  2. Ground planes: Incorporate dedicated ground planes adjacent to the controlled impedance layers to provide a stable reference and minimize crosstalk.

  3. Dielectric thickness: Choose dielectric thicknesses that allow for the desired trace dimensions while maintaining manufacturability and cost-effectiveness.

  4. Signal layers: Group controlled impedance signals on dedicated layers, separated from power and other non-critical traces.

  5. Shielding: Use ground planes and/or shielding traces to isolate sensitive controlled impedance signals from potential sources of interference.

Manufacturing and Testing

To ensure that the manufactured PCBs meet the specified impedance requirements, consider the following:

  1. Communicate requirements: Provide clear and detailed impedance control specifications to the PCB manufacturer, including tolerances and any special handling or testing requirements.

  2. Manufacturing process: Choose a PCB manufacturer with experience in producing controlled impedance boards and a proven track record of meeting tight tolerances.

  3. Testing and verification: Specify the required testing and verification procedures, such as time-domain reflectometry (TDR) or impedance probe measurements, to confirm that the manufactured boards meet the impedance targets.

  4. Coupon testing: Include impedance test coupons on the production panel to allow for easy impedance verification without damaging the actual boards.

Common Impedance Control Standards

Several industry standards specify recommended impedance values for various applications:

Standard Impedance Application
USB 90 Ω ±10% Single-ended
Ethernet 100 Ω ±10% Differential
HDMI 100 Ω ±15% Differential
PCI Express 85 Ω ±10% Single-ended
DDR3/DDR4 40-60 Ω Single-ended

Frequently Asked Questions (FAQ)

  1. What is the difference between single-ended and differential impedance control?
    Single-ended impedance control is used for signals referenced to a ground plane, while differential impedance control is used for pairs of traces carrying equal and opposite signals. Single-ended impedance is determined by the trace geometry and distance to the ground plane, while differential impedance also depends on the spacing between the traces.

  2. How does impedance control affect signal integrity?
    Proper impedance control ensures that signals propagate along the traces with minimal reflections and distortions. By matching the impedance of the traces to the connected devices and transmission lines, signal integrity is maintained, resulting in cleaner and more stable signals.
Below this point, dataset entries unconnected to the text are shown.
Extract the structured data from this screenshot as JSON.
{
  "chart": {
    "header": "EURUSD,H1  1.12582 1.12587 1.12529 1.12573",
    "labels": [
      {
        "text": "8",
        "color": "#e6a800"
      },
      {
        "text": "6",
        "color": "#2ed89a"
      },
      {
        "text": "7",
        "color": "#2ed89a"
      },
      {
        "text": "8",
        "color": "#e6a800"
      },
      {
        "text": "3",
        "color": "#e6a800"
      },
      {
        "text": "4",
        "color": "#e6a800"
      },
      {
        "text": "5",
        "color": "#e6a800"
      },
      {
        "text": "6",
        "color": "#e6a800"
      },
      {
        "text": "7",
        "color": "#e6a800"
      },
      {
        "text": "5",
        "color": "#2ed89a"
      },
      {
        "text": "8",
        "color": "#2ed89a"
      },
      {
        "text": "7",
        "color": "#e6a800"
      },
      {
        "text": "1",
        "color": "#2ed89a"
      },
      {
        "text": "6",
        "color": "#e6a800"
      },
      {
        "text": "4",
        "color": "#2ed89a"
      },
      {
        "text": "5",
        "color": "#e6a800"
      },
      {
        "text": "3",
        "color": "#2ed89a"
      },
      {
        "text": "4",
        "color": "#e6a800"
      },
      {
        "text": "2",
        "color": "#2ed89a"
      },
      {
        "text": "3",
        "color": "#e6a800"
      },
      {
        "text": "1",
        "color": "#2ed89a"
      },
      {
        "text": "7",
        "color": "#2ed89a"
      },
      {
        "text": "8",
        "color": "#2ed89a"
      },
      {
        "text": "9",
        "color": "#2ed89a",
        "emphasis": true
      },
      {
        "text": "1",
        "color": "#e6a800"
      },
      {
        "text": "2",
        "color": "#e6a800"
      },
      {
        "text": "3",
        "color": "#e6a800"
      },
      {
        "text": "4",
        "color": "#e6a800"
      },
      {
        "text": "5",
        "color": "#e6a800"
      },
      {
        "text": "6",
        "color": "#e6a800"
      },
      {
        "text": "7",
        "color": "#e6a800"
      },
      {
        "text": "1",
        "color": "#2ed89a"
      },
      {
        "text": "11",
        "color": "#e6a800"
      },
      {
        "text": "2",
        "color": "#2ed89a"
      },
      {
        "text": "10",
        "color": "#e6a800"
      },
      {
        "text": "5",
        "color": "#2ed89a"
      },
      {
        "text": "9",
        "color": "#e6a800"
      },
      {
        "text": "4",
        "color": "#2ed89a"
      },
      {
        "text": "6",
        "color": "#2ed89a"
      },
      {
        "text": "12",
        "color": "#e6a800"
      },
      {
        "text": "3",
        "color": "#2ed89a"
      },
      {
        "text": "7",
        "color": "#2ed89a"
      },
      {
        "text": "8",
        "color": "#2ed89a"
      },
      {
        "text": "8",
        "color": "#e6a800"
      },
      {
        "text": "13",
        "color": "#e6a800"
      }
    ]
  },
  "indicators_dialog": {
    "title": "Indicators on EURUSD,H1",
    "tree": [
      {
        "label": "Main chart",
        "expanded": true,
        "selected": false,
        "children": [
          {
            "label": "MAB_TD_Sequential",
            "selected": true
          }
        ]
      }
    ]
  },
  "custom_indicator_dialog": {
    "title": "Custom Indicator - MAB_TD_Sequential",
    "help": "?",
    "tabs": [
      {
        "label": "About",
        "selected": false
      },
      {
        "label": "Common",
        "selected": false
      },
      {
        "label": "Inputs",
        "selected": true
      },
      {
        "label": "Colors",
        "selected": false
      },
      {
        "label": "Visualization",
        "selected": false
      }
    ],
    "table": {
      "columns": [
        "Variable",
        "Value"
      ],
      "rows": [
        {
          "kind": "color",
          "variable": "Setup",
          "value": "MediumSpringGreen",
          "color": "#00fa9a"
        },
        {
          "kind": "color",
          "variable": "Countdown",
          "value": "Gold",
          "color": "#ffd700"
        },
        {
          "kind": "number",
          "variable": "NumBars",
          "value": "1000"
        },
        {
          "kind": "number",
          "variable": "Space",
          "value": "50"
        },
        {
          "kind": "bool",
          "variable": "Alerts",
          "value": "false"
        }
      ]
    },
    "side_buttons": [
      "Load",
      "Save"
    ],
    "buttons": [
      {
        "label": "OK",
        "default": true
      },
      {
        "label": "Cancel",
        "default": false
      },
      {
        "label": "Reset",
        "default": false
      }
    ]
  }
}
  3. What is the impact of PCB material on impedance control?
    The dielectric constant (Er) of the PCB material directly affects the characteristic impedance of the traces. Materials with higher Er values, such as FR-4, result in narrower traces for a given impedance, while lower Er materials, like Rogers, allow for wider traces. The choice of material depends on the desired impedance, frequency range, and cost considerations.

  4. How can I verify the impedance of my PCB traces?
    There are several methods to verify the impedance of PCB traces, including time-domain reflectometry (TDR), impedance probe measurements, and vector network analyzer (VNA) tests. These methods involve sending a test signal through the trace and measuring the reflected signal to determine the characteristic impedance. Many PCB manufacturers offer impedance testing services, and it is common to include impedance test coupons on the production panel for easy verification.

  5. What are some common challenges in designing impedance control PCBs?
    Some common challenges include:

  6. Achieving the desired impedance while maintaining manufacturability and cost-effectiveness
  7. Balancing the trace geometry, spacing, and PCB stackup to meet the impedance requirements
  8. Minimizing impedance discontinuities caused by vias, connectors, and other components
  9. Ensuring consistent impedance across the entire length of the trace
  10. Managing the trade-offs between impedance control, signal integrity, and EMI/EMC performance

Designing impedance control PCBs requires careful consideration of the trace geometry, PCB stackup, materials, and manufacturing processes. By understanding the factors that influence characteristic impedance and following best practices for design and verification, you can create reliable, high-performance PCBs for your high-speed digital applications.